He was informed about the meetings going on, and at 4.30pm told the decision had been made earlier to chlorinate the water, and that there were discussions about whether a boil water notice should be issued.
"[The chlorination] effectively started on the ground at 5 [pm] once they got the chemicals and by 8pm the whole system had chlorine through it, and our experts view is that at that stage it had killed all the bugs which were now present," he said.
The decision to issue boil water notices happened around 6pm, and media were notified around 6.30pm.
Mr Jones said the public notice to boil water was an added measure in case cryptosporidium was present but it was, so far, undetected in water or patients.
The boil water notice would remain in place until the bacteria's presence could be "completely ruled out". Mr Yule said, "what we're dealing with here is a contamination that has been going on for a number of days before its been picked up," he said.
"It's a bit frustrating for us, I want to absolutely, categorically, say we did not know about this until Friday morning.
"I get the fact that actually it's a very emotive issue, people have been extremely unwell, they're looking for somebody to blame, they're thinking 'actually if we'd known earlier we might not have drunk the water and we might not have gotten sick'."
However, Mr Yule said the council had acted faster than they normally would, as they thought something was wrong and wanted to act quickly, rather than wait for a final result on Saturday.
DHB insists actions exceeded requirements
Mr Jones said the DHB's response exceeded Drinking-Water Standards for New Zealand requirements.
"It is a major decision to put the reputation of a water supply at risk when you don't have absolutely convincing evidence that there is a problem."

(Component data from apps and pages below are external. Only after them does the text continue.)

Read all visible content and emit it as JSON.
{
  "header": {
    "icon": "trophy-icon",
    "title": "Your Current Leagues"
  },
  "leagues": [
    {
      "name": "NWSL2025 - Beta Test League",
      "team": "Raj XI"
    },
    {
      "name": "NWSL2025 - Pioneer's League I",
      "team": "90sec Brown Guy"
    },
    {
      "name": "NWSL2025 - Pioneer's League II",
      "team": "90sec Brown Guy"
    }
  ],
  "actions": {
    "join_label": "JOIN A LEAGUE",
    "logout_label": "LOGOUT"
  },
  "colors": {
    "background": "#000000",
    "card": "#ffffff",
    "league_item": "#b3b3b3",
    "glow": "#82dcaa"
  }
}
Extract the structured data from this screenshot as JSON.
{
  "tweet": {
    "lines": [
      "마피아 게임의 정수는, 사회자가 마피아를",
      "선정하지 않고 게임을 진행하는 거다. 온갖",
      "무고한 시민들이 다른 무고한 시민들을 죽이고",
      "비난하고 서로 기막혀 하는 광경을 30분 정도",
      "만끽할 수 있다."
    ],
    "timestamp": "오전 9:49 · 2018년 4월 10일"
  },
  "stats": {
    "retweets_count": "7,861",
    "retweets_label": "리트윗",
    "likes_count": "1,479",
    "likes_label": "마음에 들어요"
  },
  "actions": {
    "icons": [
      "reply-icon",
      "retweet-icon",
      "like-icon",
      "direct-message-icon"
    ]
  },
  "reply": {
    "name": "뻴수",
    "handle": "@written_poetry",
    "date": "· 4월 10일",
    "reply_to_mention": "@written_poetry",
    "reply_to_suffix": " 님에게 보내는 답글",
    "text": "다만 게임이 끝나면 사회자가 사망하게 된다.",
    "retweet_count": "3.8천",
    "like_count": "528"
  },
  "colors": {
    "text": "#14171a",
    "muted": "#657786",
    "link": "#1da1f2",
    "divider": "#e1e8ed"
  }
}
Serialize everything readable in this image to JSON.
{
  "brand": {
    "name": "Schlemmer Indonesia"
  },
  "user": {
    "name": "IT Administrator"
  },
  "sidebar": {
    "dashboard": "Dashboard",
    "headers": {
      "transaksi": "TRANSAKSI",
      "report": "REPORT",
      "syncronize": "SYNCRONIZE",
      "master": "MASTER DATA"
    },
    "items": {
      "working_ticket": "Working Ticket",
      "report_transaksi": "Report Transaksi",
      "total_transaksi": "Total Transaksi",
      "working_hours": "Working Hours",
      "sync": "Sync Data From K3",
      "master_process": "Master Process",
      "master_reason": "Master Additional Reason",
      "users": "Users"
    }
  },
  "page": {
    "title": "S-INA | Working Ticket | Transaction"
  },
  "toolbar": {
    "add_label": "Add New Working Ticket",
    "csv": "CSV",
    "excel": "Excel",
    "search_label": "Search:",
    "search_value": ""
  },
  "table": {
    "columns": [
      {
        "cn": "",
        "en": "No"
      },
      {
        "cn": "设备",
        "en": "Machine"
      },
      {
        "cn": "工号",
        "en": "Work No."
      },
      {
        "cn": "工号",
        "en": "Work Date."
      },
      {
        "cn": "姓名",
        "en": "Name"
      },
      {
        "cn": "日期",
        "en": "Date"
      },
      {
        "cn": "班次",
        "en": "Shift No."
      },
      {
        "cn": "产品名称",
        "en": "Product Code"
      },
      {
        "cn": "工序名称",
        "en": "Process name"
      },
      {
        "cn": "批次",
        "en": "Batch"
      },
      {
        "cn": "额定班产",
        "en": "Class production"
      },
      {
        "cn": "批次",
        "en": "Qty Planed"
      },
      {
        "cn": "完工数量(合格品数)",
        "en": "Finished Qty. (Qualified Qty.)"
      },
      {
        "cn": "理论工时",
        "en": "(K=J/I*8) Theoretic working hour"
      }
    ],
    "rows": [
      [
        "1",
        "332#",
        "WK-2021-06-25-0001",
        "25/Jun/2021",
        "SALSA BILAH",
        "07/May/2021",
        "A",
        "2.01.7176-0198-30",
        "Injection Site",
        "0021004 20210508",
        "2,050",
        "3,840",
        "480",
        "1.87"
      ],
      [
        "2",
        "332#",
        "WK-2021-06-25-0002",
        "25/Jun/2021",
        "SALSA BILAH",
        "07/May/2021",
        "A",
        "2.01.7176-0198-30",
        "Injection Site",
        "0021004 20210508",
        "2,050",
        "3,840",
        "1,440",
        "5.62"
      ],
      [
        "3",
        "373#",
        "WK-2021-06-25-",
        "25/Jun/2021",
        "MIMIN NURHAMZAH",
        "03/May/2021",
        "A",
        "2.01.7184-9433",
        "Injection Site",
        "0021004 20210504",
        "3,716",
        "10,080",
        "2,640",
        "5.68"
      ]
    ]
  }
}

Despite the indicators often returning false positives, Mr Jones said, "nevertheless we felt sufficiently concerned it was important to go ahead and actually get that water chlorinated.
"I am absolutely convinced that has saved a lot of people's health."
On Thursday, the DHB had been provided with a positive indicator test from a private water tanker driver operator from water taken from a Havelock North bore, which Mr Jones said was a "red herring".
The assumption was the water was always pure before entering the tanker and the matter was "followed through as normal procedure".
The council were not informed of this test. Yesterday Associate Health Minister Peseta Sam Lotu-Iiga said he believed an inquiry into the outbreak would likely be headed by a retired High Court judge and findings would have implications for all supplies.
He was in Hastings to see where support could be provided and said he was reassured local agencies had the necessary resources on hand.
Tukituki MP Craig Foss said the Havelock North community was "smashed around" by the outbreak. "I don't think there is a family that hasn't been affected - frazzled parents with very sick children or elderly folk," he said.
"It is not acceptable in 2016 for this to happen."
As an extra precaution, the supplies of Hastings, and Flaxmere were also being monitored.
What you need to know:
• The boil notice is still in place.
• Water needs to be brought to a rolling boil for at least one minute.
• Electric jugs with a cut-off switch can be used as long as they are full - allow the water to come to the boil and switch off.
• Boiled water should be covered and allowed to cool in the same container. The taste will improve if allowed to stand for a few hours before use.
• Hands need to be washed thoroughly by using plenty of soap and warm water, cleaning under fingernails, rinsing hands well and drying on a clean towel.